[Web page and app entries]
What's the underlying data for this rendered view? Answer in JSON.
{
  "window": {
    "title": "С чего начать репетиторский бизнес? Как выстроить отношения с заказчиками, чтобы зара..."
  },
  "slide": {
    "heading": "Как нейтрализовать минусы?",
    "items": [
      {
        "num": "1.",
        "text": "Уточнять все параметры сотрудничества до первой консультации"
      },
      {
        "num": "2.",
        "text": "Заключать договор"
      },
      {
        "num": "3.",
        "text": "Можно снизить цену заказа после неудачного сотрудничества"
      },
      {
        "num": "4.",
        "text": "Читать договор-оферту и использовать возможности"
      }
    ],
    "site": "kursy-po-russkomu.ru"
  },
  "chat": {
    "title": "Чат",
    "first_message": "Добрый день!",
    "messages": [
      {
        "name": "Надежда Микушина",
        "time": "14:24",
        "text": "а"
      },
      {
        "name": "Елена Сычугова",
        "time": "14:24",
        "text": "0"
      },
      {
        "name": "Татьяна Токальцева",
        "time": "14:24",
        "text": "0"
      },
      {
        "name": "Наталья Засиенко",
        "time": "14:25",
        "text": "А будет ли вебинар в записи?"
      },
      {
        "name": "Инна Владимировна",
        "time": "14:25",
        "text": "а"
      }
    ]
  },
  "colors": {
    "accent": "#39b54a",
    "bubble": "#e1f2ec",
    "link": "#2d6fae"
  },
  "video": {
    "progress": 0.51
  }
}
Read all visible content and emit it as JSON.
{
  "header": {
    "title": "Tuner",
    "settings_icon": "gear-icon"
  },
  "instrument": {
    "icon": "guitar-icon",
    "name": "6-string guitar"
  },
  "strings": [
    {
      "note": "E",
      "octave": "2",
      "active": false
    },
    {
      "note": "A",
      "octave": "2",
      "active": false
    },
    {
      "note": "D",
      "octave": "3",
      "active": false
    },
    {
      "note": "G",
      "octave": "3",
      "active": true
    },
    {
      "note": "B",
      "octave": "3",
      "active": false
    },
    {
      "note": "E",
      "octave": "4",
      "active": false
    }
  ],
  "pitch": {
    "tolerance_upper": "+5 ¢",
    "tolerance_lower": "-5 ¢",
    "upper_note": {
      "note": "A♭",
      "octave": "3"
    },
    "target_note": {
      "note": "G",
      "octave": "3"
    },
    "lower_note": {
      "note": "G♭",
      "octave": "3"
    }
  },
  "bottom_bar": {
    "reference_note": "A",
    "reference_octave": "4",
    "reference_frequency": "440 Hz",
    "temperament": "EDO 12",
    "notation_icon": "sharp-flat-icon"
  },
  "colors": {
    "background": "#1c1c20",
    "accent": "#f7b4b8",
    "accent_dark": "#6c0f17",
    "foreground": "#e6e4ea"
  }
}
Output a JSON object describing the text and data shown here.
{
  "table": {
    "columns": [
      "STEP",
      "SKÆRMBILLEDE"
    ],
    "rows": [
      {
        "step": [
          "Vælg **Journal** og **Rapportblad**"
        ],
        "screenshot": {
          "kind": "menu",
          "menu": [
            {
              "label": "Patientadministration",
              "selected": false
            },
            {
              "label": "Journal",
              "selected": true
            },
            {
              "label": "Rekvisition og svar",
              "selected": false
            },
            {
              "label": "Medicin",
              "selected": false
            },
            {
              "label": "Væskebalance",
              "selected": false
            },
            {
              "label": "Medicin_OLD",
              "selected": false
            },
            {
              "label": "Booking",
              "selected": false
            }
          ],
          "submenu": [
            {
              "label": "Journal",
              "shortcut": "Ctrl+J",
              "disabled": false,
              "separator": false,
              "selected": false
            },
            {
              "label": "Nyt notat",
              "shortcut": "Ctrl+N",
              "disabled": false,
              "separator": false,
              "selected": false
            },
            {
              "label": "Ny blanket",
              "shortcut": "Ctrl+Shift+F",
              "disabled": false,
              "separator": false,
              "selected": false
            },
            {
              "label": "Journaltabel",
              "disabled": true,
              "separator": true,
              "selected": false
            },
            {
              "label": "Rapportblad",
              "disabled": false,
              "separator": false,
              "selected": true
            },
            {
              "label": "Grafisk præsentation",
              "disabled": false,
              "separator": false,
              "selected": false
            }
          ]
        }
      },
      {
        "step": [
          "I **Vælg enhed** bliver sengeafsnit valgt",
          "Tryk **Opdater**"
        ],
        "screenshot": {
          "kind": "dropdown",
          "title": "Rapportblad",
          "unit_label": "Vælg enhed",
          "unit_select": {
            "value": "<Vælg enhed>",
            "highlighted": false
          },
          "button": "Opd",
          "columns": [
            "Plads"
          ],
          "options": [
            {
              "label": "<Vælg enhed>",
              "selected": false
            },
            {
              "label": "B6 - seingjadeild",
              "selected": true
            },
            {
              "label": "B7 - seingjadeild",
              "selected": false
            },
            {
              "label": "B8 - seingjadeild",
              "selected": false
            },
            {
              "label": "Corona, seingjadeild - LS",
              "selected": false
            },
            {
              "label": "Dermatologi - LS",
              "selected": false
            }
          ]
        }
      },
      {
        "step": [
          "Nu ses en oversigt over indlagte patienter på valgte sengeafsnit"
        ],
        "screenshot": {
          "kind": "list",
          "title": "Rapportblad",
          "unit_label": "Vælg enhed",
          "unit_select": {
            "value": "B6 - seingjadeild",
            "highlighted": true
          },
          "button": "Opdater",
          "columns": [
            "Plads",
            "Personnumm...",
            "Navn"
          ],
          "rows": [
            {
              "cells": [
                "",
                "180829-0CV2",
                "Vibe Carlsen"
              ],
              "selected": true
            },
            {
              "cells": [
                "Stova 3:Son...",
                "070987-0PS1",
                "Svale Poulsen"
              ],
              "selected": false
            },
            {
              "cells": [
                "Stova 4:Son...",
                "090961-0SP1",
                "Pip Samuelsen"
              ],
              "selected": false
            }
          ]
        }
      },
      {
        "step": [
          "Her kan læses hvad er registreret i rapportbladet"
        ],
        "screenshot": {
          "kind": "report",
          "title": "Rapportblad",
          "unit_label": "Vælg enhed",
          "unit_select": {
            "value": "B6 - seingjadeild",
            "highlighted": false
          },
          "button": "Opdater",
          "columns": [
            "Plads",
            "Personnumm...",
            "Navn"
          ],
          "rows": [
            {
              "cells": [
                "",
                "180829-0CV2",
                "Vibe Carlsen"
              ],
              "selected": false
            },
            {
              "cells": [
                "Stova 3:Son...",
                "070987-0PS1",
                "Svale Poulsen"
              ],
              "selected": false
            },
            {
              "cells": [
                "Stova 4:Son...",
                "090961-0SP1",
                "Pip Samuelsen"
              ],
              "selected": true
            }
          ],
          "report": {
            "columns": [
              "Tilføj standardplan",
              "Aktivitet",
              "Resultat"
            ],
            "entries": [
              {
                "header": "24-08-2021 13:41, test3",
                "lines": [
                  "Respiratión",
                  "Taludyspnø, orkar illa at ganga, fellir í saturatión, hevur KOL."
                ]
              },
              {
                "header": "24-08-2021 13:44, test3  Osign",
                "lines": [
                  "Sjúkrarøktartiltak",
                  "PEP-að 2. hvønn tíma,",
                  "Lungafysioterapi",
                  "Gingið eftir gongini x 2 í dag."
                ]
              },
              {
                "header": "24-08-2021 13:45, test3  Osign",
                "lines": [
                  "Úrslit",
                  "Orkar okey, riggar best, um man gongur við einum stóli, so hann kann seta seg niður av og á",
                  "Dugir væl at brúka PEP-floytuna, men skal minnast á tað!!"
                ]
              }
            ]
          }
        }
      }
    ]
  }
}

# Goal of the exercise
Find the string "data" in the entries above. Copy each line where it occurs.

# Response below
What's the underlying data for this rendered view? Answer in JSON.
Output a JSON object describing the text and data shown here.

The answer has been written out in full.